He guessed it was kind of like the scenes that played during breaks in the game. Ms. Pac-Man had the Pac-Man love story, and there were a few of them built into Fix-It Felix Jr., like a scene that showed Felix receiving his magic hammer from his father.

*** *** ***

The random race that happened every night in Sugar Rush had started to attract players from other games. No one had realized that Turbo had subtly discouraged people from visiting, even when the arcade was closed. Felix and Calhoun had made it a date one night, and after that it seemed like everyone dropped in, now and then. There had been the one crazy night where Mario and Luigi had commandeered cars and ended crashing into each other while trying to drive down a pipe. Ralph guessed it was hard to blame them. After that, Vanellope had insisted that Sour Bill maintain a list of outside characters who wanted to race. Winchell and Duncan were instructed to keep a better eye on the karts.
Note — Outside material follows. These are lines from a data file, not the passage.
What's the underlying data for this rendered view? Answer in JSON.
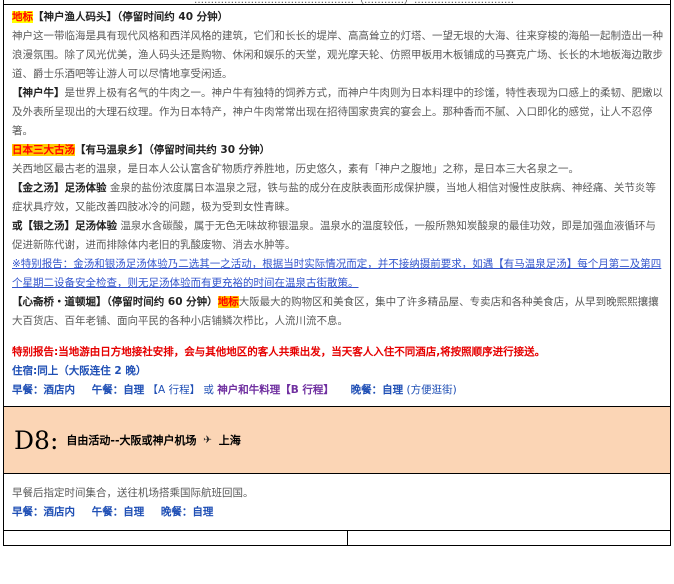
{
  "top_cut": "…………………………………………（…………）…………………………",
  "p1_tag": "地标",
  "p1_title": "【神户渔人码头】（停留时间约 40 分钟）",
  "p1_text": "神户这一带临海是具有现代风格和西洋风格的建筑，它们和长长的堤岸、高高耸立的灯塔、一望无垠的大海、往来穿梭的海船一起制造出一种浪漫氛围。除了风光优美，渔人码头还是购物、休闲和娱乐的天堂，观光摩天轮、仿照甲板用木板铺成的马赛克广场、长长的木地板海边散步道、爵士乐酒吧等让游人可以尽情地享受闲适。",
  "p2_title": "【神户牛】",
  "p2_text": "是世界上极有名气的牛肉之一。神户牛有独特的饲养方式，而神户牛肉则为日本料理中的珍馐，特性表现为口感上的柔韧、肥嫩以及外表所呈现出的大理石纹理。作为日本特产，神户牛肉常常出现在招待国家贵宾的宴会上。那种香而不腻、入口即化的感觉，让人不忍停箸。",
  "p3_tag": "日本三大古汤",
  "p3_title": "【有马温泉乡】（停留时间共约 30 分钟）",
  "p3_text": "关西地区最古老的温泉，是日本人公认富含矿物质疗养胜地，历史悠久，素有「神户之腹地」之称，是日本三大名泉之一。",
  "p4_title": "【金之汤】足汤体验",
  "p4_text": " 金泉的盐份浓度属日本温泉之冠，铁与盐的成分在皮肤表面形成保护膜，当地人相信对慢性皮肤病、神经痛、关节炎等症状具疗效，又能改善四肢冰冷的问题，极为受到女性青睐。",
  "p5_pre": "或",
  "p5_title": "【银之汤】足汤体验",
  "p5_text": " 温泉水含碳酸，属于无色无味故称银温泉。温泉水的温度较低，一般所熟知炭酸泉的最佳功效，即是加强血液循环与促进新陈代谢，进而排除体内老旧的乳酸废物、消去水肿等。",
  "p6_text": "※特别报告：金汤和银汤足汤体验乃二选其一之活动，根据当时实际情况而定，并不接纳摄前要求，如遇【有马温泉足汤】每个月第二及第四个星期二设备安全检查，则无足汤体验而有更充裕的时间在温泉古街散策。",
  "p7_title": "【心斋桥・道顿堀】（停留时间约 60 分钟）",
  "p7_tag": "地标",
  "p7_text": "大阪最大的购物区和美食区，集中了许多精品屋、专卖店和各种美食店，从早到晚熙熙攘攘大百货店、百年老铺、面向平民的各种小店铺鳞次栉比，人流川流不息。",
  "notice": "特别报告:当地游由日方地接社安排，会与其他地区的客人共乘出发，当天客人入住不同酒店,将按照顺序进行接送。",
  "lodging": "住宿:同上（大阪连住 2 晚）",
  "meals1": {
    "breakfast": "早餐：酒店内",
    "lunch_label": "午餐：自理",
    "lunch_a": "【A 行程】",
    "or": "或",
    "lunch_b": "神户和牛料理",
    "lunch_b_tag": "【B 行程】",
    "dinner_label": "晚餐：自理",
    "dinner_note": "(方便逛街)"
  },
  "day8": {
    "day": "D8:",
    "title": "自由活动--大阪或神户机场",
    "arrow": "✈",
    "dest": "上海"
  },
  "d8_text": "早餐后指定时间集合，送往机场搭乘国际航班回国。",
  "meals2": {
    "breakfast": "早餐：酒店内",
    "lunch": "午餐：自理",
    "dinner": "晚餐：自理"
  }
}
Vanellope had enjoyed the chance to leave her own game as well, something that had been denied to her by Turbo’s sabotage of her game. Surprisingly, she couldn’t use her signature glitch move outside her own game, and Ralph had to admit he might have deliberately dropped a few bricks on her head when she was pretending to be Felix. He figured it made up for the whole wafer-cookie wall incident. Still, what she enjoyed most was checking out everything in her own game, especially if it was a level that wasn’t currently in play. As a glitch, she had mostly stayed in the area near the race, always hoping for her chance to enter. Now she could race whenever she wanted.

In recognition of his role as one of the saviors of Sugar Rush, Vanellope had appointed him the Duke of Destruction. Ralph was thankful that no one pointed out that he had almost caused the game to be destroyed by the cy-bugs, but it had all worked out for the best. If he hadn’t game-crashed, Vanellope would still be condemned to glitch forever and sleep rolled up in her candy wrappers under Diet Cola Mountain, and they would never have discovered that Turbo had taken over their innocent little game.
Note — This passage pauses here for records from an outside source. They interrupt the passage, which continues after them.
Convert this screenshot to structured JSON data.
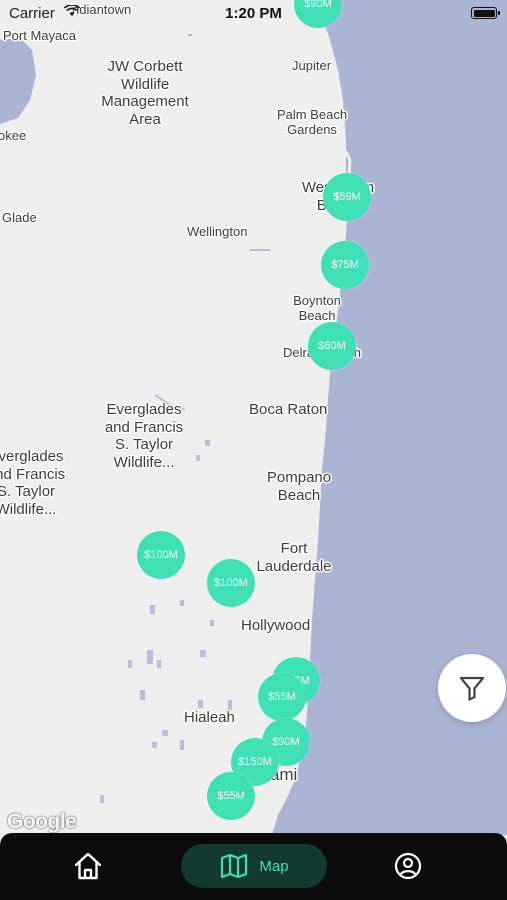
{
  "status_bar": {
    "carrier": "Carrier",
    "time": "1:20 PM"
  },
  "map": {
    "places": [
      {
        "id": "indiantown",
        "text": "ndiantown"
      },
      {
        "id": "port-mayaca",
        "text": "Port Mayaca"
      },
      {
        "id": "jw-corbett",
        "text": "JW Corbett Wildlife Management Area"
      },
      {
        "id": "jupiter",
        "text": "Jupiter"
      },
      {
        "id": "palm-beach-gardens",
        "text": "Palm Beach Gardens"
      },
      {
        "id": "okee",
        "text": "okee"
      },
      {
        "id": "west-palm-beach",
        "text": "West Palm Beach"
      },
      {
        "id": "glade",
        "text": "Glade"
      },
      {
        "id": "wellington",
        "text": "Wellington"
      },
      {
        "id": "boynton-beach",
        "text": "Boynton Beach"
      },
      {
        "id": "delray-beach",
        "text": "Delray Beach"
      },
      {
        "id": "everglades-1",
        "text": "Everglades and Francis S. Taylor Wildlife..."
      },
      {
        "id": "boca-raton",
        "text": "Boca Raton"
      },
      {
        "id": "everglades-2",
        "text": "Everglades and Francis S. Taylor Wildlife..."
      },
      {
        "id": "pompano-beach",
        "text": "Pompano Beach"
      },
      {
        "id": "fort-lauderdale",
        "text": "Fort Lauderdale"
      },
      {
        "id": "hollywood",
        "text": "Hollywood"
      },
      {
        "id": "hialeah",
        "text": "Hialeah"
      },
      {
        "id": "miami",
        "text": "Miami"
      }
    ],
    "pins": [
      {
        "id": "pin-top",
        "label": "$90M"
      },
      {
        "id": "pin-wpb",
        "label": "$59M"
      },
      {
        "id": "pin-boynton-n",
        "label": "$75M"
      },
      {
        "id": "pin-delray",
        "label": "$60M"
      },
      {
        "id": "pin-everglades",
        "label": "$100M"
      },
      {
        "id": "pin-weston",
        "label": "$100M"
      },
      {
        "id": "pin-aventura",
        "label": "$55M"
      },
      {
        "id": "pin-aventura-back",
        "label": "$55M"
      },
      {
        "id": "pin-northmiami",
        "label": "$90M"
      },
      {
        "id": "pin-miami-n",
        "label": "$150M"
      },
      {
        "id": "pin-miami-s",
        "label": "$55M"
      }
    ],
    "attribution": "Google",
    "colors": {
      "land": "#eeeeee",
      "water": "#aab5d3",
      "pin": "#3fe0b5"
    }
  },
  "filter_button": {
    "icon": "filter-icon"
  },
  "tab_bar": {
    "home_icon": "home-icon",
    "map_icon": "map-icon",
    "map_label": "Map",
    "profile_icon": "profile-icon",
    "active_color": "#3fe0b5"
  }
}
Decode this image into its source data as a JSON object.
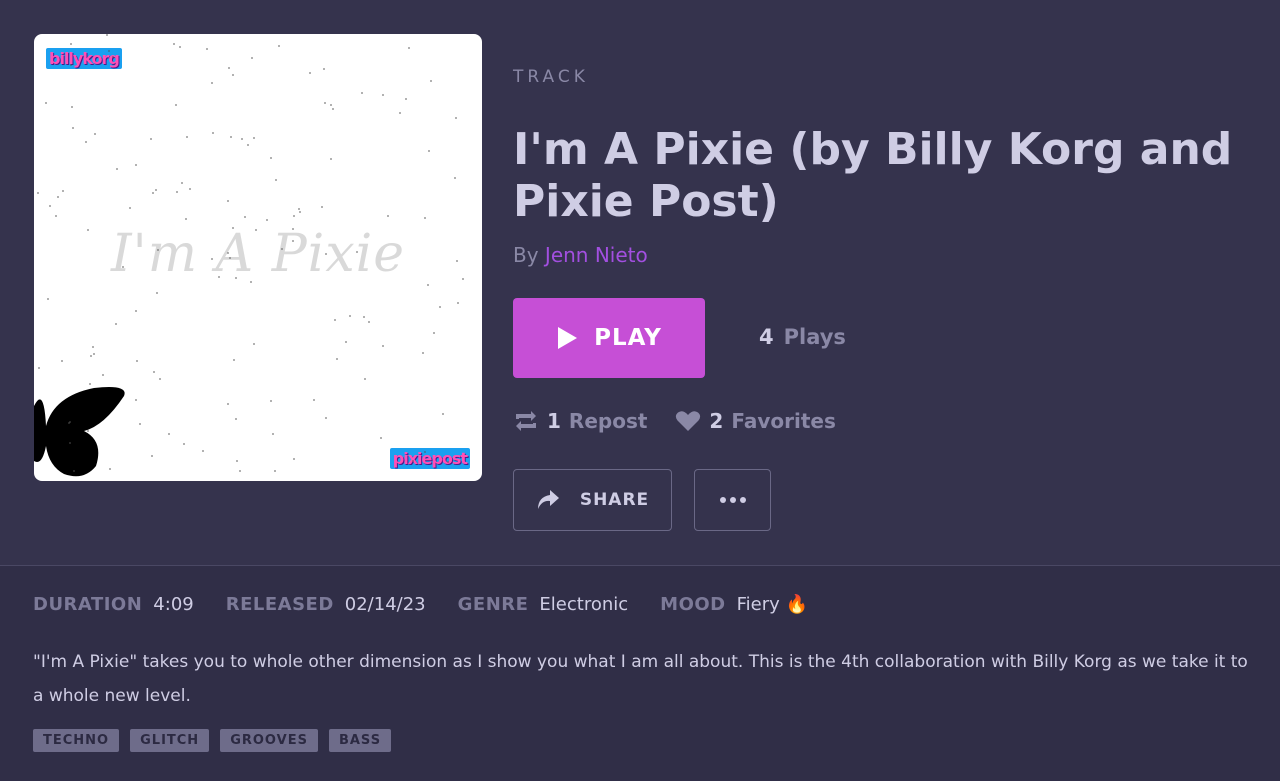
{
  "artwork": {
    "title_text": "I'm A Pixie",
    "logo_top_left": "billykorg",
    "logo_bottom_right": "pixiepost"
  },
  "header": {
    "kind": "TRACK",
    "title": "I'm A Pixie (by Billy Korg and Pixie Post)",
    "by_prefix": "By",
    "artist": "Jenn Nieto"
  },
  "actions": {
    "play_label": "PLAY",
    "plays_count": "4",
    "plays_label": "Plays",
    "repost_count": "1",
    "repost_label": "Repost",
    "favorites_count": "2",
    "favorites_label": "Favorites",
    "share_label": "SHARE"
  },
  "meta": {
    "duration_label": "DURATION",
    "duration": "4:09",
    "released_label": "RELEASED",
    "released": "02/14/23",
    "genre_label": "GENRE",
    "genre": "Electronic",
    "mood_label": "MOOD",
    "mood": "Fiery",
    "mood_emoji": "🔥"
  },
  "description": "\"I'm A Pixie\" takes you to whole other dimension as I show you what I am all about. This is the 4th collaboration with Billy Korg as we take it to a whole new level.",
  "tags": [
    "TECHNO",
    "GLITCH",
    "GROOVES",
    "BASS"
  ],
  "colors": {
    "background": "#35334d",
    "play_button": "#c64fd6",
    "artist_link": "#a24fe0"
  }
}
Vanellope had given him a duty – she had even managed to get through that speech with a straight face – to assist her in checking out all the mini-games that were loaded on Friday nights. She had said that if he could figure the mini-game out, then anyone could. He decided not to remind her of how horribly she had done in the Minute to Win It mini-game. That one was a staple, since all racers needed a kart, but whoever pushed the updates kept adding new options to it. Vanellope still hadn’t managed to make a decent kart on her own, but she was getting a little better at it.

One of the updates had installed a mini-game that was a maze, complete with patches of sticky fruit syrup that were activated when a kart rolled over them, but didn’t actually hurt that kart. Instead, they grew and oozed all over the track, until racers who were too far behind got trapped. Then there was the mini-game that involved racers having to get through a field full of animal crackers without hitting any of them. The mini-game they installed especially for Easter, with chocolate bunnies and eggs everywhere. There were also the new areas that popped up, like the Breakfast Forest, where all the trees were covered in Froot Loops or Frosted Flakes that fell off the tree if a racer got too close. Some of the things the designers came up with made Ralph shake his head, and be thankful that none of those crazy people could update his game.
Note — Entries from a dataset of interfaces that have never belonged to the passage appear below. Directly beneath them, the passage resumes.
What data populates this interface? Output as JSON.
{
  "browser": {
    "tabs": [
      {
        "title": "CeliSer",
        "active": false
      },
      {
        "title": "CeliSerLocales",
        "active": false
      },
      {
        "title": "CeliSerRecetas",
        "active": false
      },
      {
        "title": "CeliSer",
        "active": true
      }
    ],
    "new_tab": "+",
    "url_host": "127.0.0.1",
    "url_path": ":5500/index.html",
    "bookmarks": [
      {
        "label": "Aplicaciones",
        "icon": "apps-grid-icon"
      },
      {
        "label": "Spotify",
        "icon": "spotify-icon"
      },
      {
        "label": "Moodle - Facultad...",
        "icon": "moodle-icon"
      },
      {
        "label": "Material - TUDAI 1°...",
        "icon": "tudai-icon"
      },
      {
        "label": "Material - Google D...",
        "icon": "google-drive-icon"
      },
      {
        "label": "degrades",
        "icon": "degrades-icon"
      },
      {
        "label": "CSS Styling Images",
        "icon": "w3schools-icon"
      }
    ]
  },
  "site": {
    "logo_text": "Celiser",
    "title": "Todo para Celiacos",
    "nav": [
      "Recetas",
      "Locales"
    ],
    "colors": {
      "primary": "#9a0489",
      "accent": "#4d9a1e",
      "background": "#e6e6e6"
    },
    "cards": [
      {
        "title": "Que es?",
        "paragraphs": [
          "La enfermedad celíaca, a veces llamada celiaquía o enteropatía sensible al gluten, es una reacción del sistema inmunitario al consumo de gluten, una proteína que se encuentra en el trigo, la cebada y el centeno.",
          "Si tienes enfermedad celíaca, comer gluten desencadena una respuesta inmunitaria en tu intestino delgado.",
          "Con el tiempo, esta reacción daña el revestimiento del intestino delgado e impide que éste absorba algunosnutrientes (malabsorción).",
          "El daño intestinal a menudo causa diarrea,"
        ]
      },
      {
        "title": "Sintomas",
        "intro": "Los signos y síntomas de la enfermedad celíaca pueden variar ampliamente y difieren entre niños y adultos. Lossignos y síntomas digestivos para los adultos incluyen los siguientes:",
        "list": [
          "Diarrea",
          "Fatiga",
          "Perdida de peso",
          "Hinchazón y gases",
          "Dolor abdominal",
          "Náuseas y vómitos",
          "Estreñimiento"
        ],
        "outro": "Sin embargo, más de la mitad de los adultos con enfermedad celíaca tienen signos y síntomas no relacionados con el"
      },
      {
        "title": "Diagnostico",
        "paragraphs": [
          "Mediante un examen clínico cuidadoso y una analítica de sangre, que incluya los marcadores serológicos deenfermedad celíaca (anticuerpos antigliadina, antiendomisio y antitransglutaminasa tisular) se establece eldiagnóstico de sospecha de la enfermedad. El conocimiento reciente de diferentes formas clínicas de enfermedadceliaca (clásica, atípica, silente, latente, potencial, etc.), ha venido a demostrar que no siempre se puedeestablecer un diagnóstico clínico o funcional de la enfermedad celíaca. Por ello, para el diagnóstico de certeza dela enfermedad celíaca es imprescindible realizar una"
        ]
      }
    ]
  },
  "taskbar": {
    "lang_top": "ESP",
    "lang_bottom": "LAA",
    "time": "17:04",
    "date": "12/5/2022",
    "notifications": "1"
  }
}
There were rumors in the arcade of an “anniversary edition” of Fix-It Felix Jr. being produced, but rumors like that were always flying around. It made Ralph wonder, just a little, what it might be like to be part of one of those games where things did change, and what an update might look like.

Then he usually got tangled up in Laffy Taffy or found himself trapped in a cherry-bomb minefield, with Vanellope close behind, and he realized he didn’t need to be part of an updated game where he would still be the Bad Guy. He didn’t even need to be the Good Guy anymore. It was enough to be here, where he could just be a Guy, hanging out with his friend.

He was just taking it one game at a time.